◆ PROMPT
Leaving the pictures aside, repeat the entries exactly.
═══ DATA LISTING
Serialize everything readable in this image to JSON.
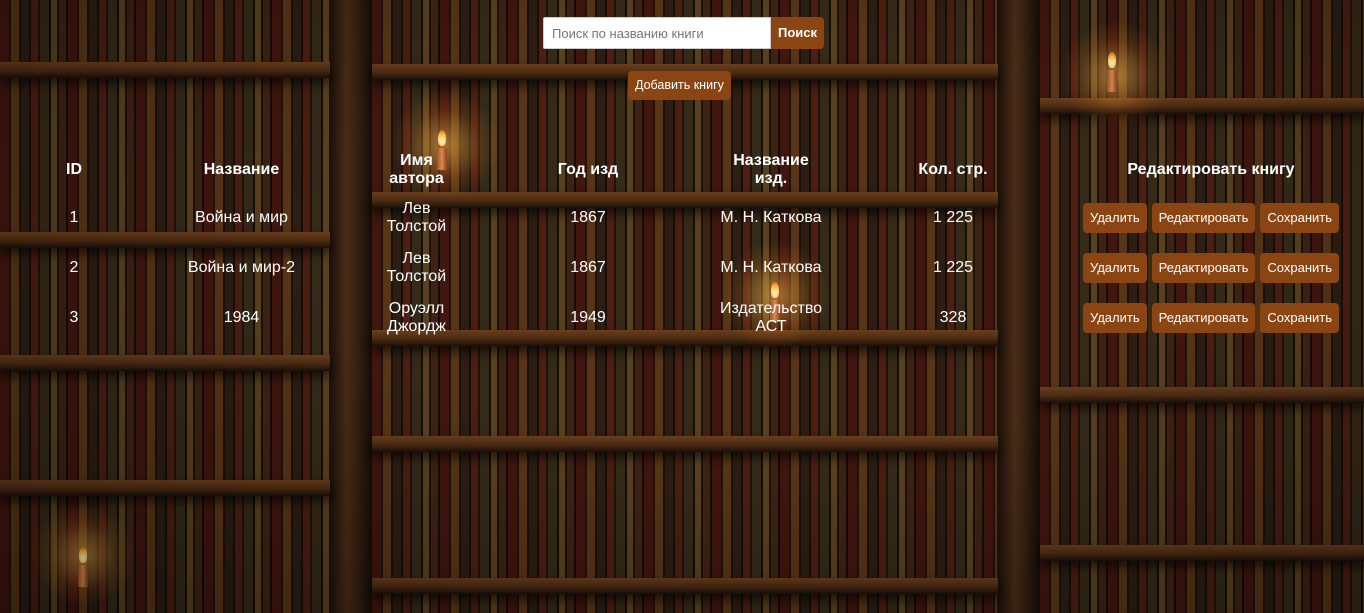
{
  "search": {
    "placeholder": "Поиск по названию книги",
    "value": "",
    "button_label": "Поиск"
  },
  "add_button_label": "Добавить книгу",
  "table": {
    "headers": {
      "id": "ID",
      "title": "Название",
      "author": "Имя автора",
      "year": "Год изд",
      "publisher": "Название изд.",
      "pages": "Кол. стр.",
      "edit": "Редактировать книгу"
    },
    "rows": [
      {
        "id": "1",
        "title": "Война и мир",
        "author": "Лев Толстой",
        "year": "1867",
        "publisher": "М. Н. Каткова",
        "pages": "1 225"
      },
      {
        "id": "2",
        "title": "Война и мир-2",
        "author": "Лев Толстой",
        "year": "1867",
        "publisher": "М. Н. Каткова",
        "pages": "1 225"
      },
      {
        "id": "3",
        "title": "1984",
        "author": "Оруэлл Джордж",
        "year": "1949",
        "publisher": "Издательство АСТ",
        "pages": "328"
      }
    ],
    "row_actions": {
      "delete_label": "Удалить",
      "edit_label": "Редактировать",
      "save_label": "Сохранить"
    }
  },
  "colors": {
    "button": "#8b4513",
    "text": "#ffffff"
  }
}
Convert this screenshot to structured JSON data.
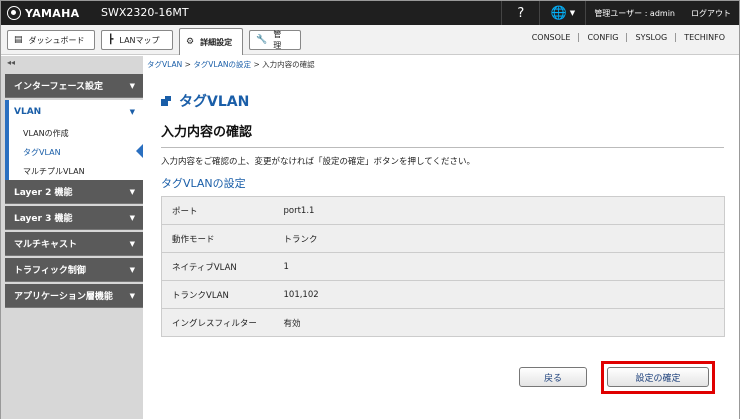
{
  "app": {
    "brand": "YAMAHA",
    "model": "SWX2320-16MT",
    "help_icon": "?",
    "user_label": "管理ユーザー : admin",
    "logout_label": "ログアウト"
  },
  "toolbar": {
    "tabs": [
      {
        "label": "ダッシュボード",
        "icon": "dashboard-icon"
      },
      {
        "label": "LANマップ",
        "icon": "lanmap-icon"
      },
      {
        "label": "詳細設定",
        "icon": "gear-icon"
      },
      {
        "label": "管　理",
        "icon": "wrench-icon"
      }
    ],
    "links": [
      "CONSOLE",
      "CONFIG",
      "SYSLOG",
      "TECHINFO"
    ]
  },
  "sidebar": {
    "collapse": "◂◂",
    "menus": [
      {
        "label": "インターフェース設定"
      },
      {
        "label": "VLAN"
      },
      {
        "label": "Layer 2 機能"
      },
      {
        "label": "Layer 3 機能"
      },
      {
        "label": "マルチキャスト"
      },
      {
        "label": "トラフィック制御"
      },
      {
        "label": "アプリケーション層機能"
      }
    ],
    "vlan_items": [
      "VLANの作成",
      "タグVLAN",
      "マルチプルVLAN"
    ]
  },
  "breadcrumb": {
    "item1": "タグVLAN",
    "item2": "タグVLANの設定",
    "current": "入力内容の確認",
    "sep": ">"
  },
  "main": {
    "page_title": "タグVLAN",
    "section_title": "入力内容の確認",
    "description": "入力内容をご確認の上、変更がなければ「設定の確定」ボタンを押してください。",
    "sub_title": "タグVLANの設定",
    "rows": [
      {
        "key": "ポート",
        "value": "port1.1"
      },
      {
        "key": "動作モード",
        "value": "トランク"
      },
      {
        "key": "ネイティブVLAN",
        "value": "1"
      },
      {
        "key": "トランクVLAN",
        "value": "101,102"
      },
      {
        "key": "イングレスフィルター",
        "value": "有効"
      }
    ],
    "back_button": "戻る",
    "confirm_button": "設定の確定"
  },
  "colors": {
    "accent": "#1a5ea8",
    "highlight": "#e00000",
    "topbar": "#1f1f1f",
    "sidebar_menu": "#5a5a5a"
  }
}
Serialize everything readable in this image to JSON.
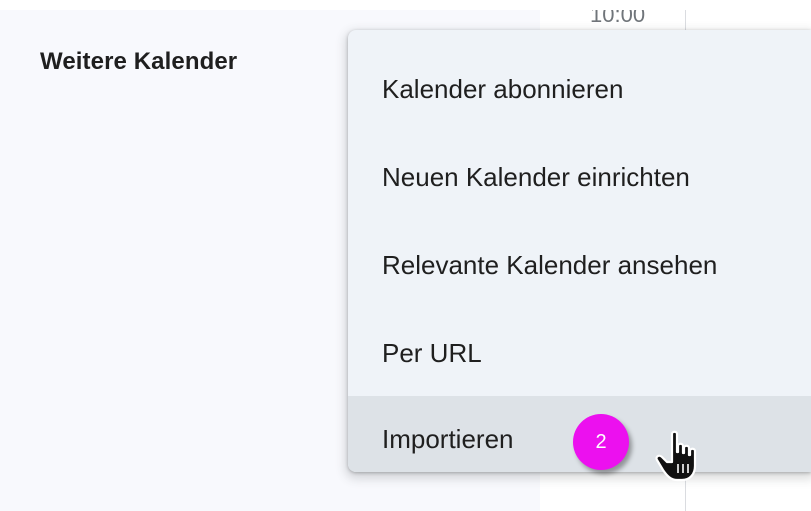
{
  "sidebar": {
    "section_title": "Weitere Kalender"
  },
  "calendar_grid": {
    "time_fragment": "10:00"
  },
  "menu": {
    "items": [
      {
        "label": "Kalender abonnieren"
      },
      {
        "label": "Neuen Kalender einrichten"
      },
      {
        "label": "Relevante Kalender ansehen"
      },
      {
        "label": "Per URL"
      },
      {
        "label": "Importieren",
        "highlighted": true
      }
    ]
  },
  "annotation": {
    "step_number": "2"
  },
  "colors": {
    "badge": "#ec10ef",
    "menu_background": "#eff3f8",
    "highlight": "#dde2e7",
    "sidebar_background": "#f8f9fd"
  },
  "icons": {
    "cursor": "pointing-hand-cursor-icon"
  }
}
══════
◆ EXERCISE OUTPUT
Serialize everything readable in this image to JSON.
{
  "search": {
    "placeholder": "Поиск по названию книги",
    "value": "",
    "button_label": "Поиск"
  },
  "add_button_label": "Добавить книгу",
  "table": {
    "headers": {
      "id": "ID",
      "title": "Название",
      "author": "Имя автора",
      "year": "Год изд",
      "publisher": "Название изд.",
      "pages": "Кол. стр.",
      "edit": "Редактировать книгу"
    },
    "rows": [
      {
        "id": "1",
        "title": "Война и мир",
        "author": "Лев Толстой",
        "year": "1867",
        "publisher": "М. Н. Каткова",
        "pages": "1 225"
      },
      {
        "id": "2",
        "title": "Война и мир-2",
        "author": "Лев Толстой",
        "year": "1867",
        "publisher": "М. Н. Каткова",
        "pages": "1 225"
      },
      {
        "id": "3",
        "title": "1984",
        "author": "Оруэлл Джордж",
        "year": "1949",
        "publisher": "Издательство АСТ",
        "pages": "328"
      }
    ],
    "row_actions": {
      "delete_label": "Удалить",
      "edit_label": "Редактировать",
      "save_label": "Сохранить"
    }
  },
  "colors": {
    "button": "#8b4513",
    "text": "#ffffff"
  }
}
Convert this screenshot to structured JSON data.
{
  "app": {
    "brand": "YAMAHA",
    "model": "SWX2320-16MT",
    "help_icon": "?",
    "user_label": "管理ユーザー : admin",
    "logout_label": "ログアウト"
  },
  "toolbar": {
    "tabs": [
      {
        "label": "ダッシュボード",
        "icon": "dashboard-icon"
      },
      {
        "label": "LANマップ",
        "icon": "lanmap-icon"
      },
      {
        "label": "詳細設定",
        "icon": "gear-icon"
      },
      {
        "label": "管　理",
        "icon": "wrench-icon"
      }
    ],
    "links": [
      "CONSOLE",
      "CONFIG",
      "SYSLOG",
      "TECHINFO"
    ]
  },
  "sidebar": {
    "collapse": "◂◂",
    "menus": [
      {
        "label": "インターフェース設定"
      },
      {
        "label": "VLAN"
      },
      {
        "label": "Layer 2 機能"
      },
      {
        "label": "Layer 3 機能"
      },
      {
        "label": "マルチキャスト"
      },
      {
        "label": "トラフィック制御"
      },
      {
        "label": "アプリケーション層機能"
      }
    ],
    "vlan_items": [
      "VLANの作成",
      "タグVLAN",
      "マルチプルVLAN"
    ]
  },
  "breadcrumb": {
    "item1": "タグVLAN",
    "item2": "タグVLANの設定",
    "current": "入力内容の確認",
    "sep": ">"
  },
  "main": {
    "page_title": "タグVLAN",
    "section_title": "入力内容の確認",
    "description": "入力内容をご確認の上、変更がなければ「設定の確定」ボタンを押してください。",
    "sub_title": "タグVLANの設定",
    "rows": [
      {
        "key": "ポート",
        "value": "port1.1"
      },
      {
        "key": "動作モード",
        "value": "トランク"
      },
      {
        "key": "ネイティブVLAN",
        "value": "1"
      },
      {
        "key": "トランクVLAN",
        "value": "101,102"
      },
      {
        "key": "イングレスフィルター",
        "value": "有効"
      }
    ],
    "back_button": "戻る",
    "confirm_button": "設定の確定"
  },
  "colors": {
    "accent": "#1a5ea8",
    "highlight": "#e00000",
    "topbar": "#1f1f1f",
    "sidebar_menu": "#5a5a5a"
  }
}
Serialize everything readable in this image to JSON.
{
  "sidebar": {
    "section_title": "Weitere Kalender"
  },
  "calendar_grid": {
    "time_fragment": "10:00"
  },
  "menu": {
    "items": [
      {
        "label": "Kalender abonnieren"
      },
      {
        "label": "Neuen Kalender einrichten"
      },
      {
        "label": "Relevante Kalender ansehen"
      },
      {
        "label": "Per URL"
      },
      {
        "label": "Importieren",
        "highlighted": true
      }
    ]
  },
  "annotation": {
    "step_number": "2"
  },
  "colors": {
    "badge": "#ec10ef",
    "menu_background": "#eff3f8",
    "highlight": "#dde2e7",
    "sidebar_background": "#f8f9fd"
  },
  "icons": {
    "cursor": "pointing-hand-cursor-icon"
  }
}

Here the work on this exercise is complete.